To a Christian, this saying represents the heart and soul of a Godly lifestyle. It reminds us to treat everyone with the same grace Christ showed us, but to never abandon our convictions no matter how personal the cost. To a secular listener however, this phrase is the dogmatic war-call of religious cruelty. Its translation is nothing short of: Be hurtful, be judgmental, and then hide behind your religion to avoid responsibility. Lack of respect and understanding has created a dividing line in the sand that neither side is eager to cross.   

So how do we restore communication when trust is lost? Andrew Barber, of The Gospel Coalition, believes we can begin by letting go of our fear. In a recent article, Barber acknowledged that Christians are prone to “circling the wagons” whenever confronted by obstacles to our faith. For examples, he pointed out the dueling reactions Christians had to God’s Not Dead and Noah, two uniquely different films that both carried a Biblical message. Noted Barber,

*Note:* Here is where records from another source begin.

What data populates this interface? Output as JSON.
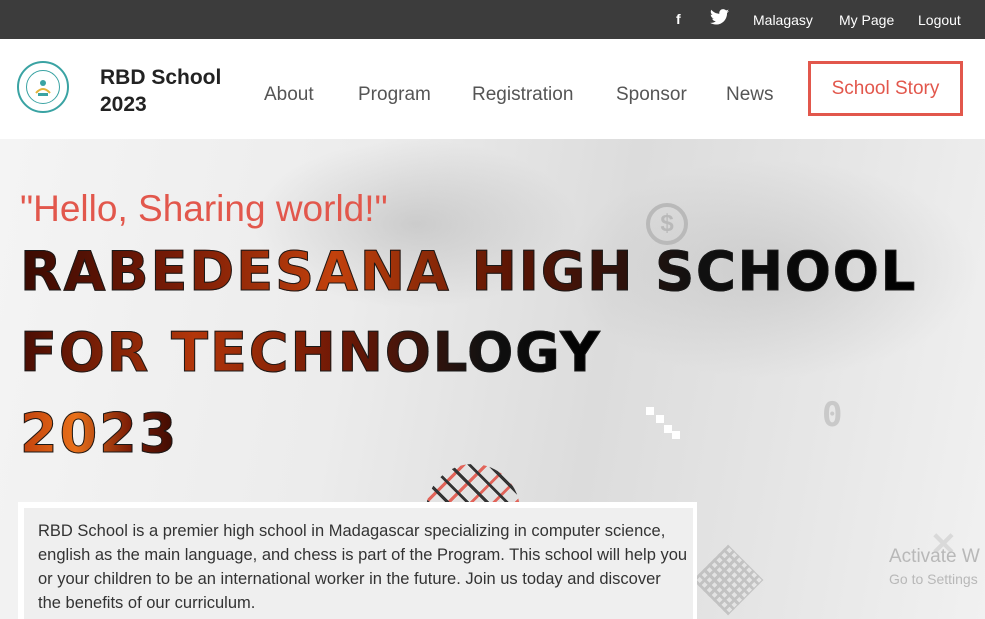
{
  "topbar": {
    "facebook_icon": "facebook-icon",
    "twitter_icon": "twitter-icon",
    "links": [
      "Malagasy",
      "My Page",
      "Logout"
    ]
  },
  "header": {
    "brand_line1": "RBD School",
    "brand_line2": "2023",
    "nav": [
      "About",
      "Program",
      "Registration",
      "Sponsor",
      "News"
    ],
    "cta": "School Story"
  },
  "hero": {
    "greeting": "\"Hello, Sharing world!\"",
    "title_line1": "RABEDESANA HIGH SCHOOL",
    "title_line2": "FOR TECHNOLOGY",
    "title_line3": "2023",
    "description": "RBD School is a premier high school in Madagascar specializing in computer science, english as the main language, and chess is part of the Program. This school will help you or your children to be an international worker in the future. Join us today and discover the benefits of our curriculum.",
    "decor_zero": "0"
  },
  "os_watermark": {
    "line1": "Activate W",
    "line2": "Go to Settings"
  },
  "colors": {
    "accent": "#e2574c",
    "topbar_bg": "#3c3c3c"
  }
}
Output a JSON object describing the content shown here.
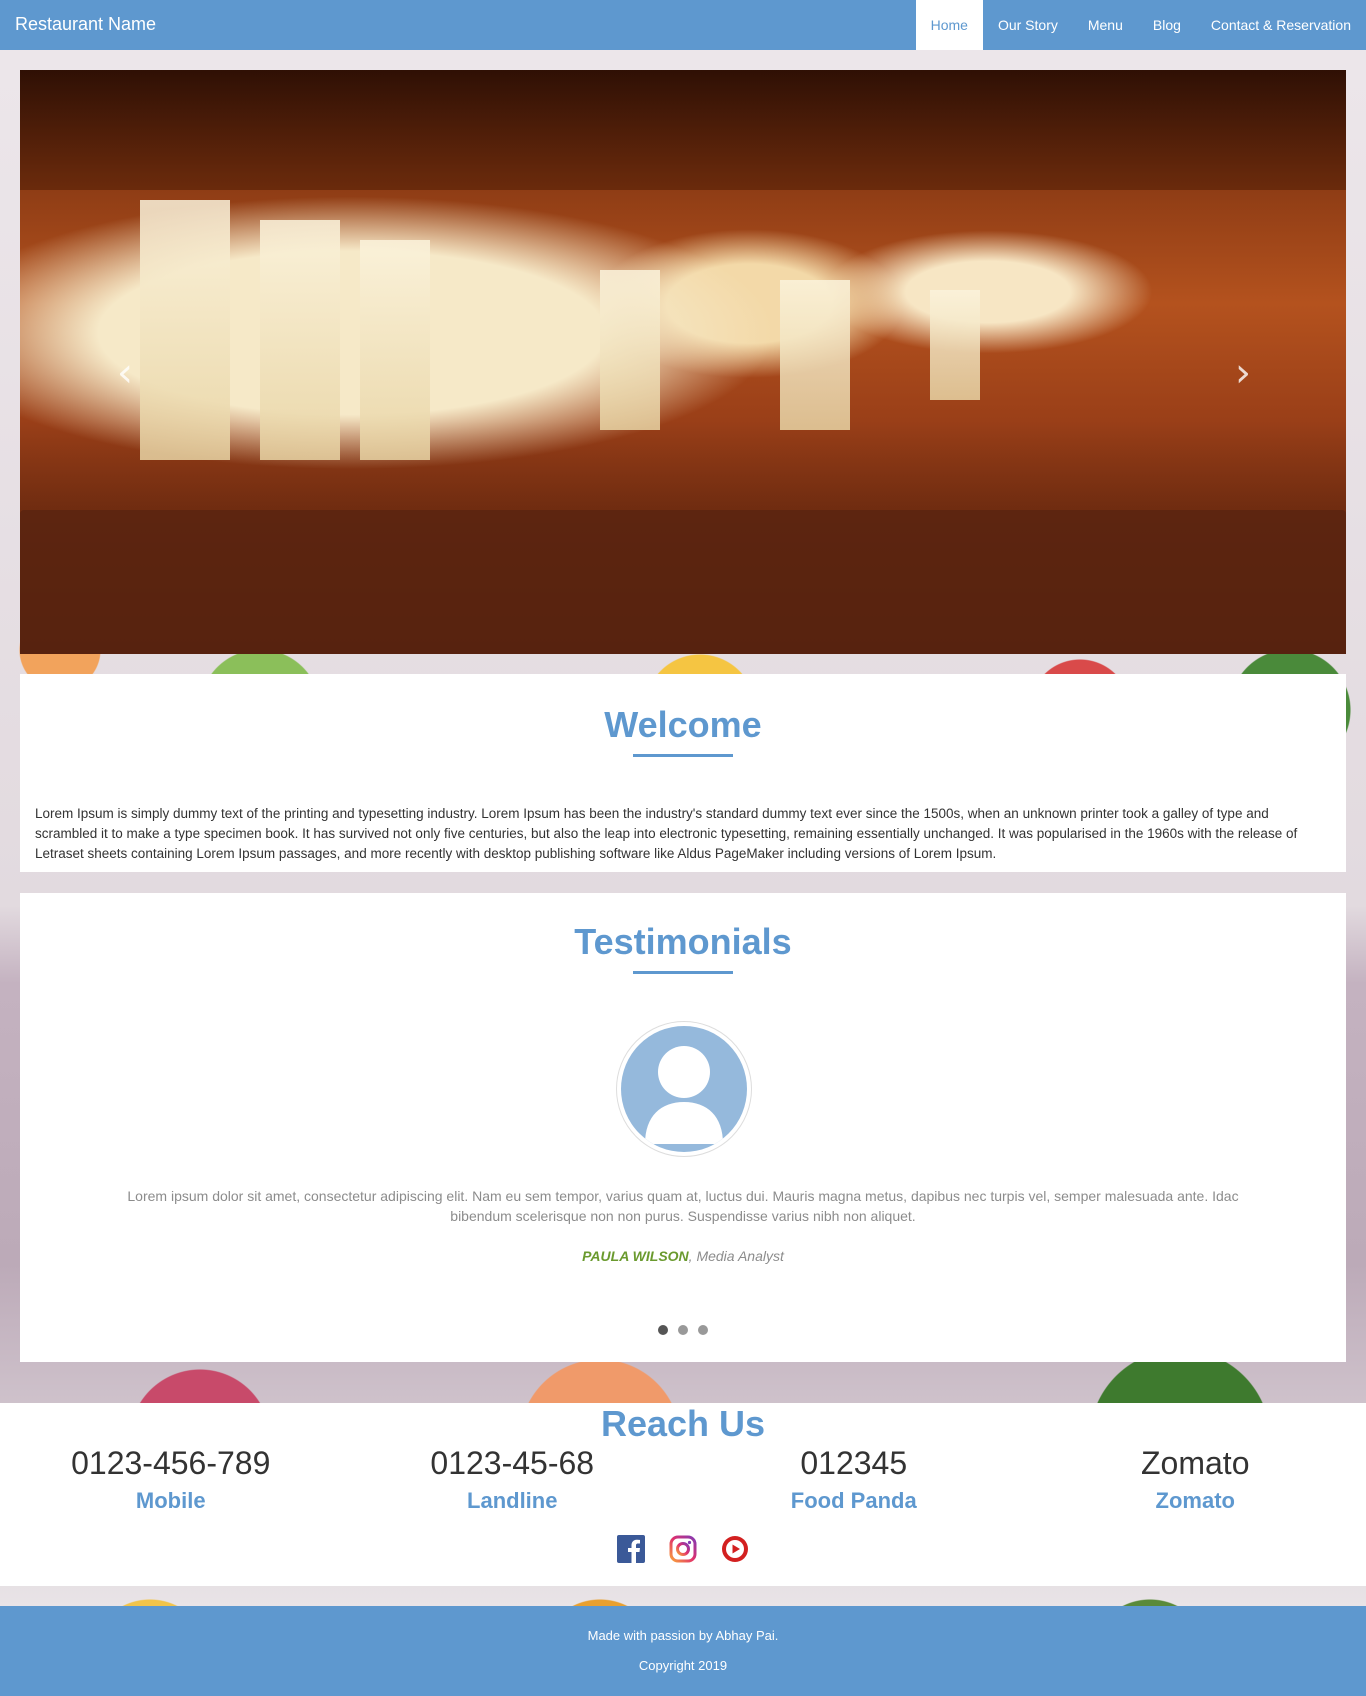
{
  "navbar": {
    "brand": "Restaurant Name",
    "items": [
      {
        "label": "Home",
        "active": true
      },
      {
        "label": "Our Story",
        "active": false
      },
      {
        "label": "Menu",
        "active": false
      },
      {
        "label": "Blog",
        "active": false
      },
      {
        "label": "Contact & Reservation",
        "active": false
      }
    ]
  },
  "carousel": {
    "prev_icon": "chevron-left-icon",
    "next_icon": "chevron-right-icon"
  },
  "welcome": {
    "title": "Welcome",
    "text": "Lorem Ipsum is simply dummy text of the printing and typesetting industry. Lorem Ipsum has been the industry's standard dummy text ever since the 1500s, when an unknown printer took a galley of type and scrambled it to make a type specimen book. It has survived not only five centuries, but also the leap into electronic typesetting, remaining essentially unchanged. It was popularised in the 1960s with the release of Letraset sheets containing Lorem Ipsum passages, and more recently with desktop publishing software like Aldus PageMaker including versions of Lorem Ipsum."
  },
  "testimonials": {
    "title": "Testimonials",
    "quote": "Lorem ipsum dolor sit amet, consectetur adipiscing elit. Nam eu sem tempor, varius quam at, luctus dui. Mauris magna metus, dapibus nec turpis vel, semper malesuada ante. Idac bibendum scelerisque non non purus. Suspendisse varius nibh non aliquet.",
    "author_name": "Paula Wilson",
    "author_role": ", Media Analyst",
    "dots": 3,
    "active_dot": 0
  },
  "reach": {
    "title": "Reach Us",
    "contacts": [
      {
        "value": "0123-456-789",
        "label": "Mobile"
      },
      {
        "value": "0123-45-68",
        "label": "Landline"
      },
      {
        "value": "012345",
        "label": "Food Panda"
      },
      {
        "value": "Zomato",
        "label": "Zomato"
      }
    ],
    "social": [
      "facebook-icon",
      "instagram-icon",
      "youtube-icon"
    ]
  },
  "footer": {
    "line1": "Made with passion by Abhay Pai.",
    "line2": "Copyright 2019"
  },
  "colors": {
    "brand": "#5e98cf",
    "author": "#6a9a2e"
  }
}
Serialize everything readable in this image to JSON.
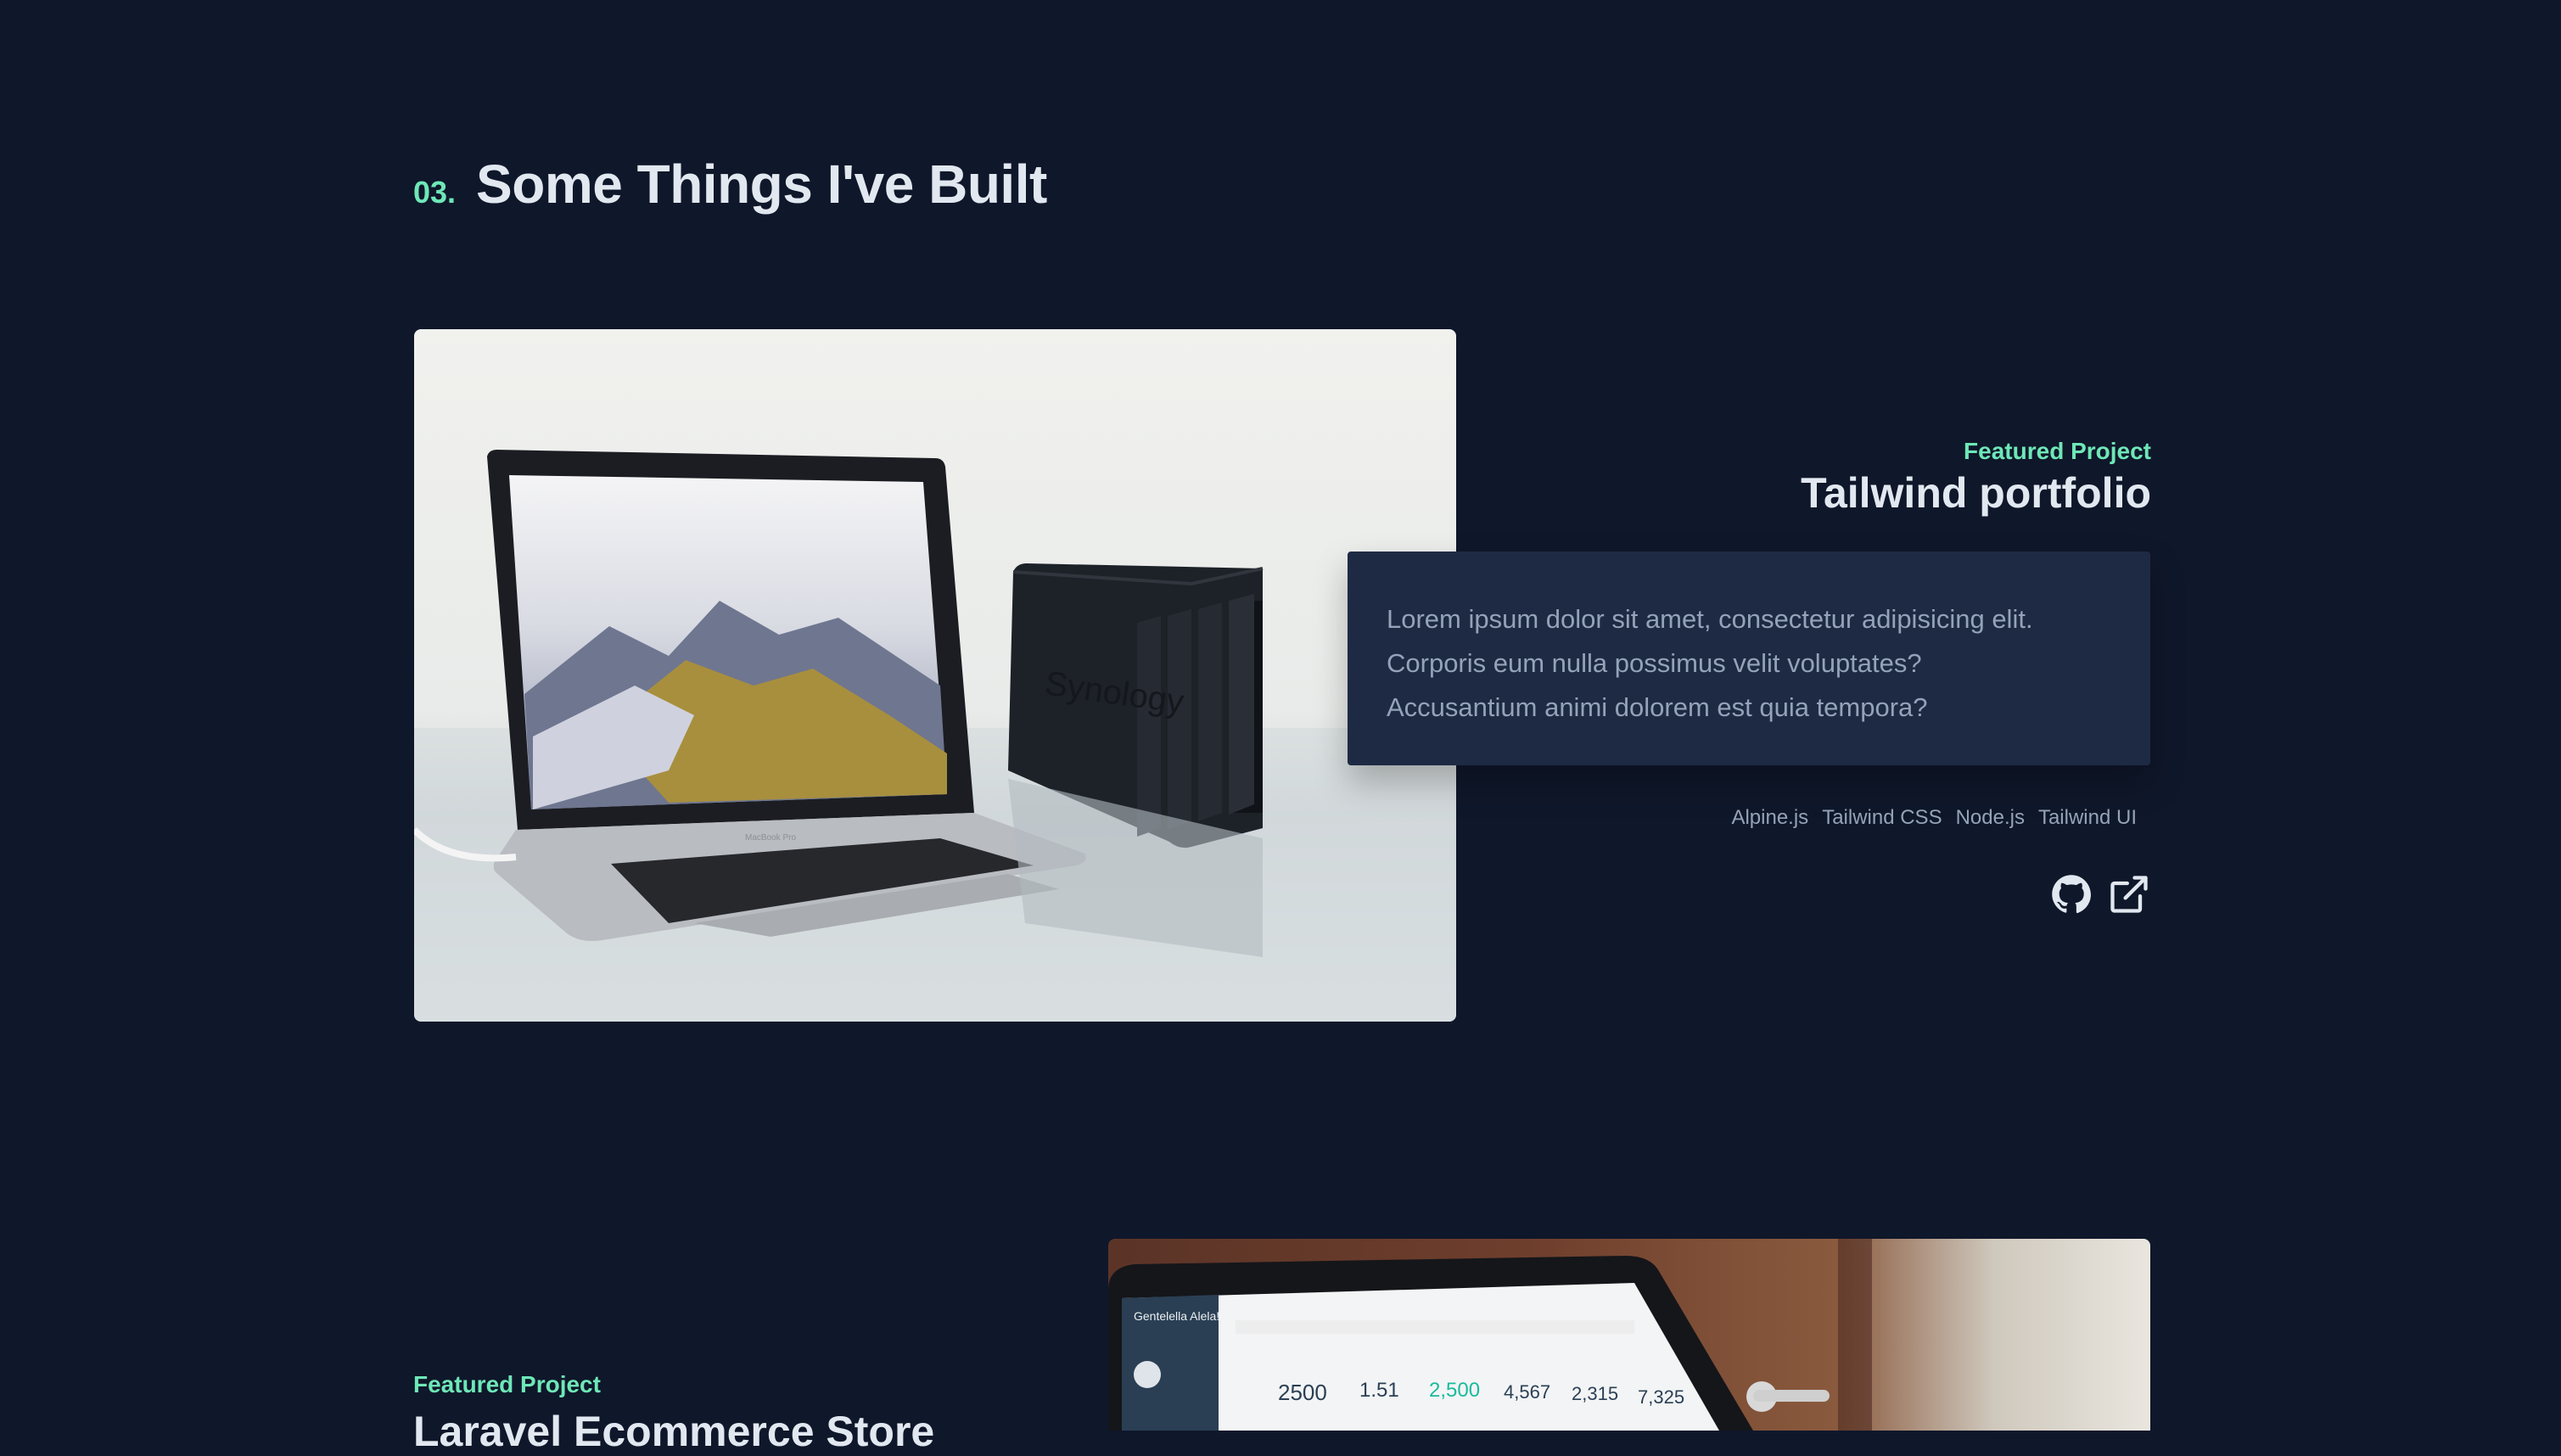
{
  "section": {
    "number": "03.",
    "title": "Some Things I've Built"
  },
  "projects": [
    {
      "eyebrow": "Featured Project",
      "title": "Tailwind portfolio",
      "description_lines": [
        "Lorem ipsum dolor sit amet, consectetur adipisicing elit.",
        "Corporis eum nulla possimus velit voluptates?",
        "Accusantium animi dolorem est quia tempora?"
      ],
      "tech": [
        "Alpine.js",
        "Tailwind CSS",
        "Node.js",
        "Tailwind UI"
      ],
      "links": [
        {
          "icon": "github-icon"
        },
        {
          "icon": "external-link-icon"
        }
      ],
      "image": {
        "laptop_label": "MacBook Pro",
        "device_label": "Synology"
      }
    },
    {
      "eyebrow": "Featured Project",
      "title": "Laravel Ecommerce Store",
      "image": {
        "dashboard_brand": "Gentelella Alela!",
        "dashboard_stats": [
          "2500",
          "1.51",
          "2,500",
          "4,567",
          "2,315",
          "7,325"
        ]
      }
    }
  ],
  "colors": {
    "background": "#0f172a",
    "accent": "#6ee7b7",
    "heading": "#e2e8f0",
    "muted": "#94a3b8",
    "card": "#1e2a44"
  }
}
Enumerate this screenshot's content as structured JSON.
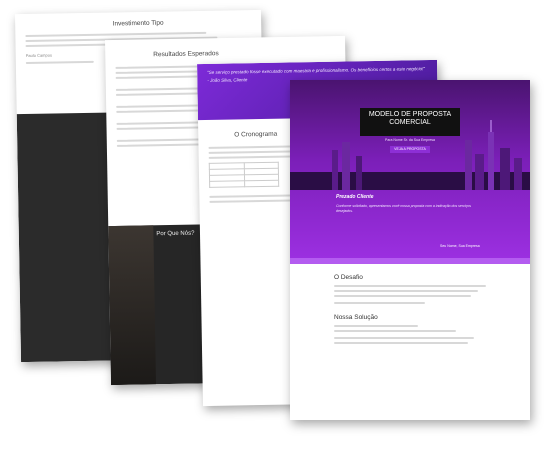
{
  "pages": {
    "p1": {
      "heading": "Investimento   Tipo",
      "author": "Paulo Campos"
    },
    "p2": {
      "heading": "Resultados   Esperados",
      "section": "Por Que Nós?"
    },
    "p3": {
      "quote": "\"Se serviço prestado fosse executado com maestria e profissionalismo. Os benefícios certos a este negócio!\"",
      "quote_author": "- João Silva, Cliente",
      "heading": "O Cronograma"
    },
    "p4": {
      "title": "MODELO DE PROPOSTA COMERCIAL",
      "subtitle": "Para Nome Sr. da Sua Empresa",
      "cta": "VEJA A PROPOSTA",
      "greeting": "Prezado  Cliente",
      "intro": "Conforme solicitado, apresentamos você nossa proposta com a indicação dos serviços desejados.",
      "sign": "Seu Nome, Sua Empresa",
      "sections": [
        "O Desafio",
        "Nossa  Solução"
      ]
    }
  },
  "colors": {
    "purple_dark": "#4a1470",
    "purple": "#7b1fb8",
    "accent": "#b45cf0",
    "dark_bg": "#262626"
  }
}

“I couldn't help but think that, after years of study and earnest engagement with the story of Noah, director Darren Aronofsky had shown up with a genuine attempt at communication only to have it torn up in his face.”

His statements were followed by an affirmation of Christian principles, but also a reminder that the focus of the Church should be on God, not general morality.      

“I'm not asking Christians to give up our convictions. There is much to be admired about evangelicals' pro­-life sacrifices and desire for doctrinal purity, for example. But if our convictions don't lead us to faithfully love God and man, what do they accomplish? We may feel threatened by our neighbors, but the world will never overcome God and his gospel. We stand on a sure foundation of a true event: the inbreaking of God through the person of Jesus.”

Like Barber, many Christians believe that the first priority of the Church should be sharing the Good News of Christ. When we put other agendas before this, we immediately backslide into a community where “following the rules” equals salvation. In his latest blog, Crosswalk editor John UpChurch reminded readers that the love of God supersedes “good behavior”.

“I am the problem with the church. When you come to the place where I serve, where I worship, I’ll definitely disappoint you at some point. I am, at times, selfish, narcissistic, impatient, self-righteous, and fake. I’ve helped and hurt people, cajoled and chided them, loved and loathed them—maybe even on the same Sunday. You see, flawed human beings like me are the problem with the church.”

“But for all the problems people like us can cause, there’s Jesus. For all those abused and broken by congregations, there’s Jesus. For all those dreams shattered in the pews, there’s Jesus. His holiness is transformational.”

What about you? What are your thoughts on the subject?

*Ryan Duncan is the Culture Editor for Crosswalk.com

**Published 5/5/2014